** Opening Stored data block **

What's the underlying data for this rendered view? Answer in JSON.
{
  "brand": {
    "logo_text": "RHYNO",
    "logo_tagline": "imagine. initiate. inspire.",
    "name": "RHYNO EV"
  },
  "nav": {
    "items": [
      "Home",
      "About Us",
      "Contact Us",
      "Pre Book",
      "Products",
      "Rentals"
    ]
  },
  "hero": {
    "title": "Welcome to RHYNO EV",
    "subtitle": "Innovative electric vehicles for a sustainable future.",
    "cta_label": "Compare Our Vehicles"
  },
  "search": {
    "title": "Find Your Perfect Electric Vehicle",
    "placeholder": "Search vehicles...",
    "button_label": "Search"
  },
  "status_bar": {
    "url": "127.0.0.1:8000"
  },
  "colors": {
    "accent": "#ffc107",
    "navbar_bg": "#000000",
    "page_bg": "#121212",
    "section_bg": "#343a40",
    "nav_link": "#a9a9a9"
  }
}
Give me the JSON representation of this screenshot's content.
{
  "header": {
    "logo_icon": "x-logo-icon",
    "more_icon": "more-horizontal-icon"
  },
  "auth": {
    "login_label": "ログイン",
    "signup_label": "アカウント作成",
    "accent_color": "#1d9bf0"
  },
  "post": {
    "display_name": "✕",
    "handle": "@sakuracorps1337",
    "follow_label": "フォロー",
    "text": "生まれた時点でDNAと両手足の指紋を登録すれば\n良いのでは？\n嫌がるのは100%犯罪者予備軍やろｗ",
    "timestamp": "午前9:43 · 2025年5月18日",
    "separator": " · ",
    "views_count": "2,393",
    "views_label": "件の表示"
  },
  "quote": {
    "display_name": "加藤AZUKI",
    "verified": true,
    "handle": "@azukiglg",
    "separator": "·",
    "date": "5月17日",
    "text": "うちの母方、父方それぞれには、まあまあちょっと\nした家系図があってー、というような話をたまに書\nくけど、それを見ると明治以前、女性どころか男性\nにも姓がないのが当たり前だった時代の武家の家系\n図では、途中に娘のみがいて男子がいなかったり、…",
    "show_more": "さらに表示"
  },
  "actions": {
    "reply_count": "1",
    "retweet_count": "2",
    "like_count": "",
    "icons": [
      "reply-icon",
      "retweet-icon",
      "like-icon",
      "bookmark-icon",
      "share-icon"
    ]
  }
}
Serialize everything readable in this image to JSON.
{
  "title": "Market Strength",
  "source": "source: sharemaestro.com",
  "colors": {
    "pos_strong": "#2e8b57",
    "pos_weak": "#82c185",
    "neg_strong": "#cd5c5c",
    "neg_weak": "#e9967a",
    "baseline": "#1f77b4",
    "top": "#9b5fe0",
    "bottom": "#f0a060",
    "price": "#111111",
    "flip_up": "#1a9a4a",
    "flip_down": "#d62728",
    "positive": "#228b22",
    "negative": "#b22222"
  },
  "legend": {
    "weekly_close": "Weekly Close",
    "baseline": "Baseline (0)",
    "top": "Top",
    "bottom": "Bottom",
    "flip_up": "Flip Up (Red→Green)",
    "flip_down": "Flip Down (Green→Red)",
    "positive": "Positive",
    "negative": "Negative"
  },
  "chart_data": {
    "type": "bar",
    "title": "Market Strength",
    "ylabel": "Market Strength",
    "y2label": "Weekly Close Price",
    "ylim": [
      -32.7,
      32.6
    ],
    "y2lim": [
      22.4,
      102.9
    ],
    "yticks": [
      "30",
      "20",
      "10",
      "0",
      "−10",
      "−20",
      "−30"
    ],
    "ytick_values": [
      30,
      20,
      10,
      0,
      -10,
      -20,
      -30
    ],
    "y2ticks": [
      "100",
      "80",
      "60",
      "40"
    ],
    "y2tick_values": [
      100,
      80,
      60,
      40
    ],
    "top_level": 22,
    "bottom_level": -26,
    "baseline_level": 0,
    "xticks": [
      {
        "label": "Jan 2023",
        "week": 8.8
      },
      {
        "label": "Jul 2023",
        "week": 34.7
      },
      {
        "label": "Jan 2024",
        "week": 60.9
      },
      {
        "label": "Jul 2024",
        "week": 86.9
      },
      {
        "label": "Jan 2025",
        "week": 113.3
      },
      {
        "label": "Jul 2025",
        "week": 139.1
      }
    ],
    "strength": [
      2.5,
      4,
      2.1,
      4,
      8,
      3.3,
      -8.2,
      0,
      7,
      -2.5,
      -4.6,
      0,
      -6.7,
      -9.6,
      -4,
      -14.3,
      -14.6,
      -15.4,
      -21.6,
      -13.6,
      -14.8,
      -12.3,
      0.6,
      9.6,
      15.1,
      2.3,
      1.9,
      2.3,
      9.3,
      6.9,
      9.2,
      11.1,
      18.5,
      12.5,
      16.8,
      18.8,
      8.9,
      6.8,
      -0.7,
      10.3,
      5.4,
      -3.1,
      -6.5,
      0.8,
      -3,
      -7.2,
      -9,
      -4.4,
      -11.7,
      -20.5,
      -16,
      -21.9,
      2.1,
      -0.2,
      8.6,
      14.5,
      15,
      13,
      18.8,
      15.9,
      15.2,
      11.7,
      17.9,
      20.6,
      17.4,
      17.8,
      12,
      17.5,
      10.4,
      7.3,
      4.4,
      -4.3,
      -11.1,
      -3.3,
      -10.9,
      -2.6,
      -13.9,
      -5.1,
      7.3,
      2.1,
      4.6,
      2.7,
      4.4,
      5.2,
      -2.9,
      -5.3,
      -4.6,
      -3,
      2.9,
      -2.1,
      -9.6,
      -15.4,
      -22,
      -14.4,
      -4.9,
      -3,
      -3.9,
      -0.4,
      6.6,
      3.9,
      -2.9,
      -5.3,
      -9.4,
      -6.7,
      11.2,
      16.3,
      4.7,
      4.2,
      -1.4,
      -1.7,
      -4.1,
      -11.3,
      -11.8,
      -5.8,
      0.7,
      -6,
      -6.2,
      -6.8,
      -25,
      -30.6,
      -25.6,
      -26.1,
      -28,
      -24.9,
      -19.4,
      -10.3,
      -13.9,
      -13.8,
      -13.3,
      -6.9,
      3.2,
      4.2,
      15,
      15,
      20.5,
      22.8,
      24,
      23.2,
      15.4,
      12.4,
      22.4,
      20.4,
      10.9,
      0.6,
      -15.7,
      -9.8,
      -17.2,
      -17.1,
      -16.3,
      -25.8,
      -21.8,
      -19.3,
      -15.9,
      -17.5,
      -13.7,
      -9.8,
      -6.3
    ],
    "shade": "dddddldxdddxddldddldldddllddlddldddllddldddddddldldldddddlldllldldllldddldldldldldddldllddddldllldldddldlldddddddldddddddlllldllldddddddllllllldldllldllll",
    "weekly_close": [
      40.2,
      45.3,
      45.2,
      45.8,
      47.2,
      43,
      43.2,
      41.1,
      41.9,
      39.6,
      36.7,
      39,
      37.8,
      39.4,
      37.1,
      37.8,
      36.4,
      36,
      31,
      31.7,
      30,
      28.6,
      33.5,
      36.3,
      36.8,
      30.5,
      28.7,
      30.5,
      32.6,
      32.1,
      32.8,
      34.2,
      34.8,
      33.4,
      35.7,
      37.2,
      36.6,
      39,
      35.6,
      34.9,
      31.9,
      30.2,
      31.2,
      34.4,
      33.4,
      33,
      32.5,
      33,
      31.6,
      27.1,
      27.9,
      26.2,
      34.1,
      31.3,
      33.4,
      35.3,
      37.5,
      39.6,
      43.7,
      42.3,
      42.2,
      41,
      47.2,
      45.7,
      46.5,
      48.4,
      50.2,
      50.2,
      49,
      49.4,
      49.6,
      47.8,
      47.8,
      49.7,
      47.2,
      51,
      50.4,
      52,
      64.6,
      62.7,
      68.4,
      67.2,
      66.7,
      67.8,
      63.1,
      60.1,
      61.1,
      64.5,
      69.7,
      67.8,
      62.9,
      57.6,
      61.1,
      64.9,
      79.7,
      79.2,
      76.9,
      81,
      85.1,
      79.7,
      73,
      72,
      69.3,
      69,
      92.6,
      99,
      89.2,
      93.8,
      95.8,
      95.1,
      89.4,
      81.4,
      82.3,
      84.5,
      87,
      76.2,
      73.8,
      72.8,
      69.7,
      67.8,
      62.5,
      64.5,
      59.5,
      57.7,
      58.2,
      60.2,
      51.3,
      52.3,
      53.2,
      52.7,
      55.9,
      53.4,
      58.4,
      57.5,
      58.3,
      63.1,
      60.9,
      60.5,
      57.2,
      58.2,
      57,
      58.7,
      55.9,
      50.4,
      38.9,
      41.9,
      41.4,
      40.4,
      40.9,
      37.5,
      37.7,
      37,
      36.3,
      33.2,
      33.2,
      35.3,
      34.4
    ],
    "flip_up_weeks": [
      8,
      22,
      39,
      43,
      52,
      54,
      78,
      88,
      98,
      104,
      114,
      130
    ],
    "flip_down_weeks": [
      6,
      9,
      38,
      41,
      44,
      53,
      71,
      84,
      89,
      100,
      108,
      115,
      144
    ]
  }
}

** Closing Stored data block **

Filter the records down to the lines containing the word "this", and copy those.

• Exercise output:
What's the underlying data for this rendered view? Answer in JSON.
Give me the JSON representation of this screenshot's content.
Serialize everything readable in this image to JSON.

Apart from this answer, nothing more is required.